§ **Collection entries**
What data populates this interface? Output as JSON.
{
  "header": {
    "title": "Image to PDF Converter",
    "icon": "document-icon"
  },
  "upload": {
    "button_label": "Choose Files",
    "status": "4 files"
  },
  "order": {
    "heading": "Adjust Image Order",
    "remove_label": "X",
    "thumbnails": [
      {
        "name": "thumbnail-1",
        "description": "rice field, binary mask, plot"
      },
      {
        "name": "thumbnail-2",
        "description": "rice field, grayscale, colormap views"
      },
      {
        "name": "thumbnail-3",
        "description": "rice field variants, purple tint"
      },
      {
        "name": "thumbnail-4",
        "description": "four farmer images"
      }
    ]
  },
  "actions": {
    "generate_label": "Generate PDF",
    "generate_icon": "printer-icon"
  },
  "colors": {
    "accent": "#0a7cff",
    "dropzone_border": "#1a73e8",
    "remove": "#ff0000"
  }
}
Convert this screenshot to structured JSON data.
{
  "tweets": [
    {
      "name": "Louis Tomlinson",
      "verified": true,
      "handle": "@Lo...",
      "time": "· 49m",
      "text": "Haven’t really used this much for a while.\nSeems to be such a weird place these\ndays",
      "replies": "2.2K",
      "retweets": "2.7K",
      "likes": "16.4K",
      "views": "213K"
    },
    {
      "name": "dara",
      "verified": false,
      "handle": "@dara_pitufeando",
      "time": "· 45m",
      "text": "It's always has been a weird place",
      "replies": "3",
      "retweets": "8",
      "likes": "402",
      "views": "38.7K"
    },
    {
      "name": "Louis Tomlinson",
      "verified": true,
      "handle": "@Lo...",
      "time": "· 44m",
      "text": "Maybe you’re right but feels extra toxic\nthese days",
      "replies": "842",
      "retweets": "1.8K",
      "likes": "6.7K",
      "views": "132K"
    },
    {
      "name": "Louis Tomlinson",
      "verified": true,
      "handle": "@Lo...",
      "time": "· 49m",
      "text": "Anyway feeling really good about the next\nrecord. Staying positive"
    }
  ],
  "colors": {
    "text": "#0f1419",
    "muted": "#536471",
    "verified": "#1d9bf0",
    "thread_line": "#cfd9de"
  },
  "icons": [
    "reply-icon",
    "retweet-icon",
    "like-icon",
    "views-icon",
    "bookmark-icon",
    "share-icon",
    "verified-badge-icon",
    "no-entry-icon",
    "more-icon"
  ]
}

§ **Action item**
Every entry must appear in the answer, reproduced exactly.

§ **Your response**
What data populates this interface? Output as JSON.
{
  "header": {
    "title": "Image to PDF Converter",
    "icon": "document-icon"
  },
  "upload": {
    "button_label": "Choose Files",
    "status": "4 files"
  },
  "order": {
    "heading": "Adjust Image Order",
    "remove_label": "X",
    "thumbnails": [
      {
        "name": "thumbnail-1",
        "description": "rice field, binary mask, plot"
      },
      {
        "name": "thumbnail-2",
        "description": "rice field, grayscale, colormap views"
      },
      {
        "name": "thumbnail-3",
        "description": "rice field variants, purple tint"
      },
      {
        "name": "thumbnail-4",
        "description": "four farmer images"
      }
    ]
  },
  "actions": {
    "generate_label": "Generate PDF",
    "generate_icon": "printer-icon"
  },
  "colors": {
    "accent": "#0a7cff",
    "dropzone_border": "#1a73e8",
    "remove": "#ff0000"
  }
}
Convert this screenshot to structured JSON data.
{
  "tweets": [
    {
      "name": "Louis Tomlinson",
      "verified": true,
      "handle": "@Lo...",
      "time": "· 49m",
      "text": "Haven’t really used this much for a while.\nSeems to be such a weird place these\ndays",
      "replies": "2.2K",
      "retweets": "2.7K",
      "likes": "16.4K",
      "views": "213K"
    },
    {
      "name": "dara",
      "verified": false,
      "handle": "@dara_pitufeando",
      "time": "· 45m",
      "text": "It's always has been a weird place",
      "replies": "3",
      "retweets": "8",
      "likes": "402",
      "views": "38.7K"
    },
    {
      "name": "Louis Tomlinson",
      "verified": true,
      "handle": "@Lo...",
      "time": "· 44m",
      "text": "Maybe you’re right but feels extra toxic\nthese days",
      "replies": "842",
      "retweets": "1.8K",
      "likes": "6.7K",
      "views": "132K"
    },
    {
      "name": "Louis Tomlinson",
      "verified": true,
      "handle": "@Lo...",
      "time": "· 49m",
      "text": "Anyway feeling really good about the next\nrecord. Staying positive"
    }
  ],
  "colors": {
    "text": "#0f1419",
    "muted": "#536471",
    "verified": "#1d9bf0",
    "thread_line": "#cfd9de"
  },
  "icons": [
    "reply-icon",
    "retweet-icon",
    "like-icon",
    "views-icon",
    "bookmark-icon",
    "share-icon",
    "verified-badge-icon",
    "no-entry-icon",
    "more-icon"
  ]
}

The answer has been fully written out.